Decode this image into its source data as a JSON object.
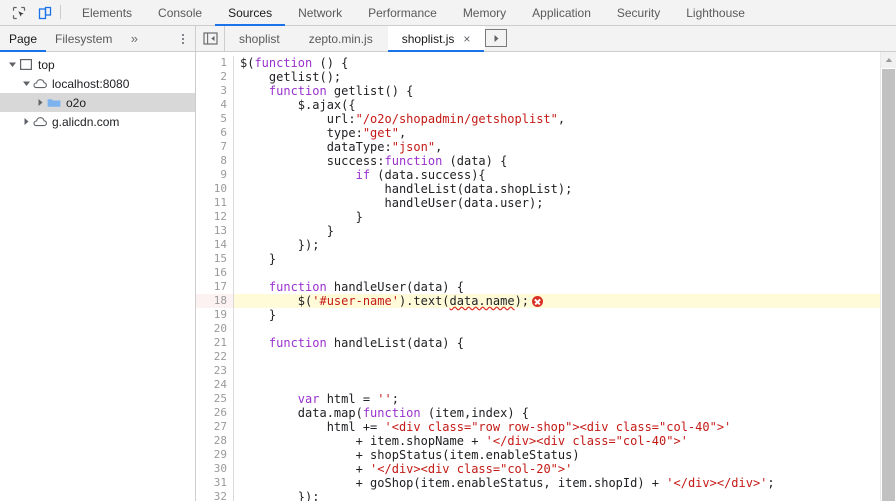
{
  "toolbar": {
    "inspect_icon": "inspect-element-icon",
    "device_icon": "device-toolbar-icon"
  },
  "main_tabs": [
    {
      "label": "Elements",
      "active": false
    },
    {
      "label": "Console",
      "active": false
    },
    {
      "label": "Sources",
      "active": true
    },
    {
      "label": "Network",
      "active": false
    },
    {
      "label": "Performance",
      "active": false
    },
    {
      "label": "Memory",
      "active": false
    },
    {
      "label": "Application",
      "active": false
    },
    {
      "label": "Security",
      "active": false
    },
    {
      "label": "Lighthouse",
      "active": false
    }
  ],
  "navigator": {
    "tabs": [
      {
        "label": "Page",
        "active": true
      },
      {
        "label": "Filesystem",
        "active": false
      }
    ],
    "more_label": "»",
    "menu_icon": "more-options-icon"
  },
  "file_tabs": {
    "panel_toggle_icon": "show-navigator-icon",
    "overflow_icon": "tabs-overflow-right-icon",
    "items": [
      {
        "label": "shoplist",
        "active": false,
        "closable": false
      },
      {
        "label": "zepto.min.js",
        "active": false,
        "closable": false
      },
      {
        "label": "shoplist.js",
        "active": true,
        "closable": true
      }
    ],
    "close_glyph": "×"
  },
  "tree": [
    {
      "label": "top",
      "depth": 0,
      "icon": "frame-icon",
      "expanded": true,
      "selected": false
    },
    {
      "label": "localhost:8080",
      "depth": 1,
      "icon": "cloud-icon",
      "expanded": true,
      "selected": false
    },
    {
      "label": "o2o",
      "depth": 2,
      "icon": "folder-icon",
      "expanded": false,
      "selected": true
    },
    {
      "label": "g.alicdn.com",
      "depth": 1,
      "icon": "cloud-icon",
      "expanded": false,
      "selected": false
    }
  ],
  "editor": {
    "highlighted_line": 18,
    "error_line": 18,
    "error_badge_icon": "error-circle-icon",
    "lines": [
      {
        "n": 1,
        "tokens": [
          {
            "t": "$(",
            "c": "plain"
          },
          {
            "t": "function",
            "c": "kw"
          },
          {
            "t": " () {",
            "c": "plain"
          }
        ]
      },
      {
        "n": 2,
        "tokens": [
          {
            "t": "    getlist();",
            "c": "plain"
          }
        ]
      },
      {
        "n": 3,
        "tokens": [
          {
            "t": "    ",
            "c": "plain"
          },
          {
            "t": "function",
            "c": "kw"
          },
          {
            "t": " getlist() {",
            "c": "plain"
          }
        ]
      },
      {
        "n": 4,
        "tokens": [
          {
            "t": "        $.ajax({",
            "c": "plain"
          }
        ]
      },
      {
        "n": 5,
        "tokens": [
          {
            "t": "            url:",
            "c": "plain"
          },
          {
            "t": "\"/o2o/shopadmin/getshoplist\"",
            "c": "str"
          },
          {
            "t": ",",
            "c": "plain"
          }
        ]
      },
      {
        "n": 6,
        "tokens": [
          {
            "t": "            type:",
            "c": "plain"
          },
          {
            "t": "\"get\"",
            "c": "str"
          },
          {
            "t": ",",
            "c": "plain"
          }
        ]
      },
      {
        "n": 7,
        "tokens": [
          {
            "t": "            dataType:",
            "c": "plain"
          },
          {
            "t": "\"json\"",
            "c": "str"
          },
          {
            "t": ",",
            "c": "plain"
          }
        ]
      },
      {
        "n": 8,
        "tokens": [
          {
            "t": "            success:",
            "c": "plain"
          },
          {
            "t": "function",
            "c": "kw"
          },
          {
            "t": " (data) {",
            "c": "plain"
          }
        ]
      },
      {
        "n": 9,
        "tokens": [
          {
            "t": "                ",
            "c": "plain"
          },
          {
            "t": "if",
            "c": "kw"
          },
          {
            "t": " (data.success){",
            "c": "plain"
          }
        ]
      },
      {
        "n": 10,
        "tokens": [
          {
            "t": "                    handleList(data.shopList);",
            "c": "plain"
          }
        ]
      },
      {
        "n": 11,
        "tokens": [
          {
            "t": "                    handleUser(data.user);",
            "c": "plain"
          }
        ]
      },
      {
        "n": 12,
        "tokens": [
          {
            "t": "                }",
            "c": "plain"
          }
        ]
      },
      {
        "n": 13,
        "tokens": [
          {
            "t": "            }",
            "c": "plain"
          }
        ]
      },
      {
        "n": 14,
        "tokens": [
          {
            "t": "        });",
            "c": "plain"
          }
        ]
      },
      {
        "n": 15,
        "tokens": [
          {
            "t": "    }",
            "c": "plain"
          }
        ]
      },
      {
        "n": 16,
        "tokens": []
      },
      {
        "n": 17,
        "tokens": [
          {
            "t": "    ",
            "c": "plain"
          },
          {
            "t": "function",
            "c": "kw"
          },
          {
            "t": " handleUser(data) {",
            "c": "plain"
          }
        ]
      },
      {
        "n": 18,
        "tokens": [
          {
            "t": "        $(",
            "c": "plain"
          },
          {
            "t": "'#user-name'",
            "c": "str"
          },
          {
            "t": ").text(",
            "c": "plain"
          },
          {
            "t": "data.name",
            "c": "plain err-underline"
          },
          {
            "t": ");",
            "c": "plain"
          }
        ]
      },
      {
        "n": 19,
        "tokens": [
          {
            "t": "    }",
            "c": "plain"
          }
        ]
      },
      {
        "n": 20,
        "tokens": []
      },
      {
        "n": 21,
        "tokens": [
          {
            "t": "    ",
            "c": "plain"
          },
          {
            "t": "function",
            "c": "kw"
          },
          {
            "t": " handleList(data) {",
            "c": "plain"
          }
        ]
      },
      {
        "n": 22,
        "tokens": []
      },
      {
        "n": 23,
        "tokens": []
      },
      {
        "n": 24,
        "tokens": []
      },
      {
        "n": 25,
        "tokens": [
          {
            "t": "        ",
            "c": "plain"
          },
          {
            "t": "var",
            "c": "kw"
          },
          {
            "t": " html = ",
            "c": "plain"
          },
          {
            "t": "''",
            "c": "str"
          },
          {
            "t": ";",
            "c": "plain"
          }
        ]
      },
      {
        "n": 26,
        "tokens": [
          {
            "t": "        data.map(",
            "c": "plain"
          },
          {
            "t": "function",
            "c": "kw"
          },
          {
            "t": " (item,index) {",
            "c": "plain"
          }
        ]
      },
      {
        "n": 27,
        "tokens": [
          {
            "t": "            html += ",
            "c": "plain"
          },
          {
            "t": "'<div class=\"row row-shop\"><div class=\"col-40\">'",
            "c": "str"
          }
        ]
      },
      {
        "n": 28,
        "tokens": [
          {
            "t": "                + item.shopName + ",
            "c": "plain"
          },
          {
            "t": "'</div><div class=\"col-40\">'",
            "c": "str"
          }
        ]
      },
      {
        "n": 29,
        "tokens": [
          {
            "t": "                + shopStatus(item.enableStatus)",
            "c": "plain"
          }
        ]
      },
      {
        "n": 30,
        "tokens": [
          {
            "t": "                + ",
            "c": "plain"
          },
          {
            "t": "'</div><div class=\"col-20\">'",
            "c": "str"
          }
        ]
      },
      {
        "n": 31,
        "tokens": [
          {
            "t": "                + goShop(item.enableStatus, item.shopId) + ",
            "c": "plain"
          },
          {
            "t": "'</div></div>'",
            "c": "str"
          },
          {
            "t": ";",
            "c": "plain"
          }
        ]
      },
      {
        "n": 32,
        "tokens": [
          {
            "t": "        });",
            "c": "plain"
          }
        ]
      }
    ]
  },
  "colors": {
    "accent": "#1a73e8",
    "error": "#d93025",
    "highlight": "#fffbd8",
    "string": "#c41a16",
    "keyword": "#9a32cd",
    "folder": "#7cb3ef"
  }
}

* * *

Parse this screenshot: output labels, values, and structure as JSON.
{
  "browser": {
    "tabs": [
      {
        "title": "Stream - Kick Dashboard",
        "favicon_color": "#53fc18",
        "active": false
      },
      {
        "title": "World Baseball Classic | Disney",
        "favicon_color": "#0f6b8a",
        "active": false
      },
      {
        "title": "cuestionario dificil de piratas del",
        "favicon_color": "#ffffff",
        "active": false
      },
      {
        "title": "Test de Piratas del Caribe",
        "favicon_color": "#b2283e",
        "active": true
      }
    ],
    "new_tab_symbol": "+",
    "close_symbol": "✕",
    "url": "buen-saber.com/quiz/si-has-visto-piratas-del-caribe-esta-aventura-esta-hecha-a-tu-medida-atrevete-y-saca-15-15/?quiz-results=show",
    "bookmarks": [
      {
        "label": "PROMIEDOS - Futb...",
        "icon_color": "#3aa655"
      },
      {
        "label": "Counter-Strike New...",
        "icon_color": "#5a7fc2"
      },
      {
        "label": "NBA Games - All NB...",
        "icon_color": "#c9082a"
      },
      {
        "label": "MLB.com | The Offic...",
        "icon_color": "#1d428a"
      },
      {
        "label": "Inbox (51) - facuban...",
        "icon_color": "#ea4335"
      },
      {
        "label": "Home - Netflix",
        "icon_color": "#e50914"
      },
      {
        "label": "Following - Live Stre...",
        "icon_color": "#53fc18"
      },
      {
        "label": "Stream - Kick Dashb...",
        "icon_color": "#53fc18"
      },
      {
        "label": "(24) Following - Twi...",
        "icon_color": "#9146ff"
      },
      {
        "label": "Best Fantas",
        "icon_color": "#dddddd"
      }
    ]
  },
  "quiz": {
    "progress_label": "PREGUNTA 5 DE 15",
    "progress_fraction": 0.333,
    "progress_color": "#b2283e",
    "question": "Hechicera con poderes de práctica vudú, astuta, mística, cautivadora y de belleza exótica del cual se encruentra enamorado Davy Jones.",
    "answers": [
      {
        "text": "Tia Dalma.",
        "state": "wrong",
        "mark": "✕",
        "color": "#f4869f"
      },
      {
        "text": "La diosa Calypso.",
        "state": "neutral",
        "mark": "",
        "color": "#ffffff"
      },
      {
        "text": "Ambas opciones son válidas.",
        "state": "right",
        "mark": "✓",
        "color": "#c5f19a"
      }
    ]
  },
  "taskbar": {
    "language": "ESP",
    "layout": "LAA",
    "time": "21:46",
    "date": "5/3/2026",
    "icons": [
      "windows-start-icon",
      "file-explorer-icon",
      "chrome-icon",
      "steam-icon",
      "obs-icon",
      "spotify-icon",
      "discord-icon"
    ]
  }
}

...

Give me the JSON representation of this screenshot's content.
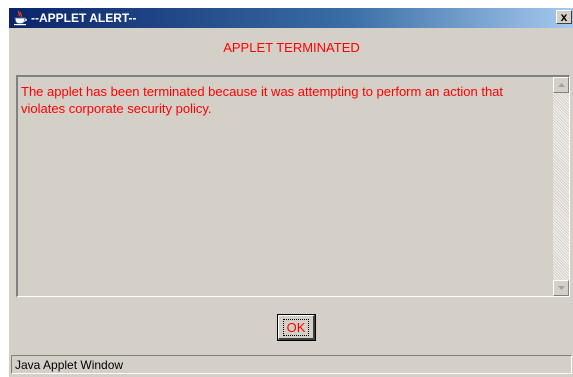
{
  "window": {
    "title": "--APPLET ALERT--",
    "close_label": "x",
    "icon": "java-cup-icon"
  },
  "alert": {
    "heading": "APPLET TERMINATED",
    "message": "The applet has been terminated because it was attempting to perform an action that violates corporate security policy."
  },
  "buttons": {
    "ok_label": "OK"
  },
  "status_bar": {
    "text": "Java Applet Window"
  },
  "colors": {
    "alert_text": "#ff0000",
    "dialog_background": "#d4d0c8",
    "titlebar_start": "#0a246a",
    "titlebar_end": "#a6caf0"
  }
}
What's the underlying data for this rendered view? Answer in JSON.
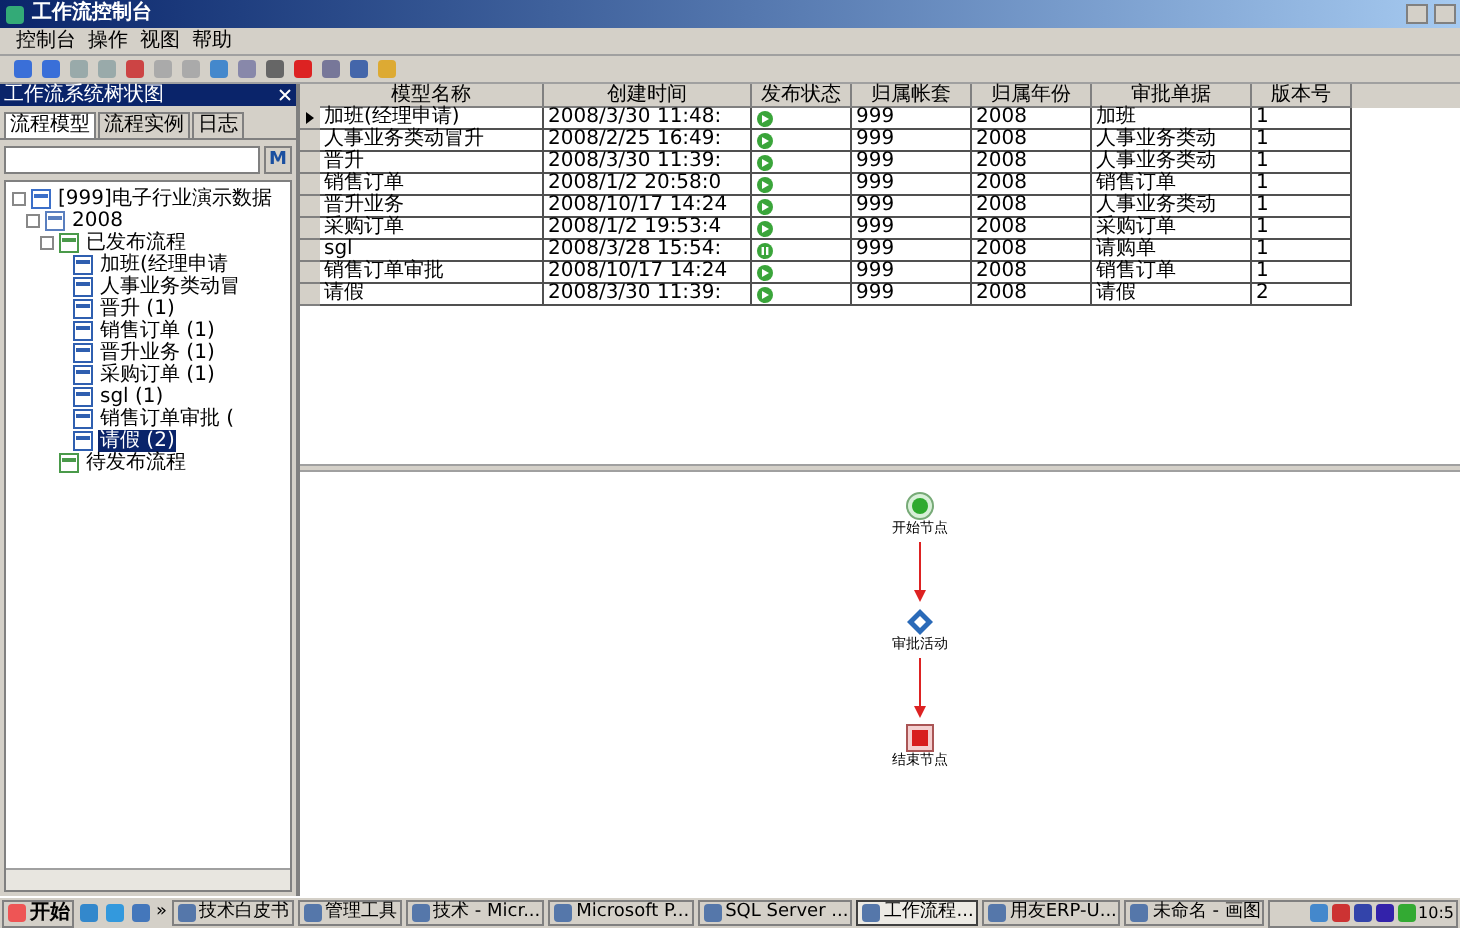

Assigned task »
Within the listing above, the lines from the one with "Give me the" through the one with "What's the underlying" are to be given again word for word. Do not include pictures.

Finished exercise »
Give me the JSON representation of this screenshot's content.
{
  "window": {
    "title": "--APPLET ALERT--",
    "close_label": "x",
    "icon": "java-cup-icon"
  },
  "alert": {
    "heading": "APPLET TERMINATED",
    "message": "The applet has been terminated because it was attempting to perform an action that violates corporate security policy."
  },
  "buttons": {
    "ok_label": "OK"
  },
  "status_bar": {
    "text": "Java Applet Window"
  },
  "colors": {
    "alert_text": "#ff0000",
    "dialog_background": "#d4d0c8",
    "titlebar_start": "#0a246a",
    "titlebar_end": "#a6caf0"
  }
}
What's the underlying data for this rendered view? Answer in JSON.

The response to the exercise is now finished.